Purchasing a franchise can be a lot of work. It starts with identifying the kind of franchise you would like to own and operate.
Perhaps you want to own a sub sandwich store or a Chem-Dry Franchise, whatever strikes your fancy as an entrepreneur you will need to do a considerable amount of research before you commit to your chosen enterprise.
Becoming a franchisee is often the route that first-time entrepreneurs take because they have a strong system of support behind them as they get their business off the ground.
But it’s important to glean as much information about your preferred franchise ahead of time. That way you know what to expect as it pertains to your financial investment in the opportunity and operational capacity as an owner.
While a franchisor usually offers backing in various forms, not all of them provide the same level of support and involvement in your enterprise. That’s why the initial exploratory steps are essential to a successful future with any company you choose.
So what kind of research should research should you be conducting before you buy in? Here are the essentials that require your attention:
Your research starts by finding out how much you are going to need to spend to get in on this opportunity. For starters, what is the cost of buying in upfront? That initial investment will vary depending on what franchise you are planning to join.
In addition to the upfront investment, you’ll likely have royalty fees to contribute on a regular basis as well as other operating costs such as rent, insurance, accounting, legal, employees, and so forth.
Parent Company Involvement
One of the reasons entrepreneurs Buy a Franchise as a way to open their own business is because there are support systems in place to help the business blossom.
Many companies will offer marketing and advertising assistance, technical support and training, along with a recognizable name in the marketplace that customers can trust. Find out how much involvement the parent company is ready to provide you as a franchisee to get your business up and running.
Some brands are more hands-on than others and you need to gauge your level of comfort with the franchisor’s willingness to assist your new enterprise.
If you’re satisfied with what you’ve been able to find out so far, hold on a minute. You may not be getting the full story. The franchisor is all too happy to present a rosy picture of what it’s like to work for them.
But seeking out the advice and opinions of franchisees that are working for the company or once did but no longer do can go a long way towards providing a clearer representation of what the franchise offers to its franchisees.

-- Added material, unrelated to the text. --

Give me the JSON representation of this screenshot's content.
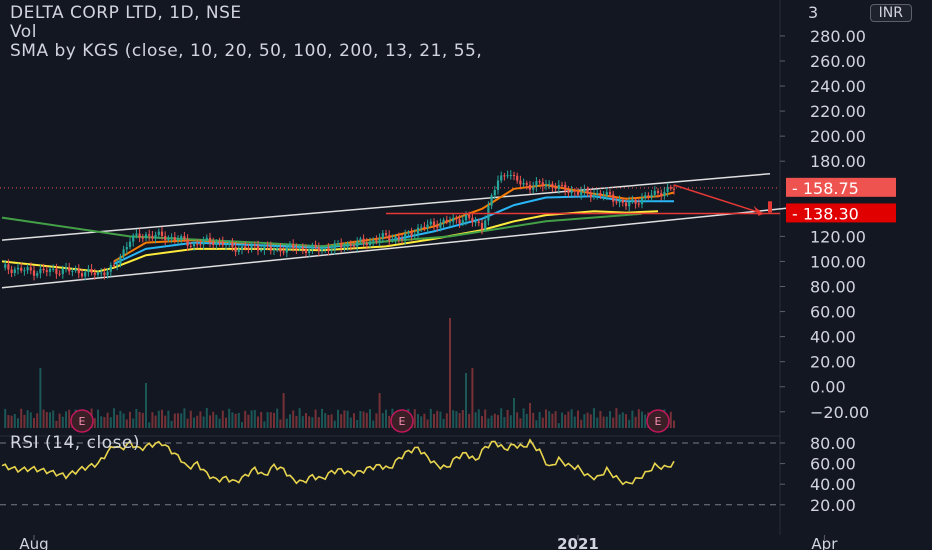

They can give you all of the pros and cons of working for that company and if you are hearing more of the latter than the former, it may not be the company for you.
Better that you know now and not after you’ve made a substantial commitment of time and money.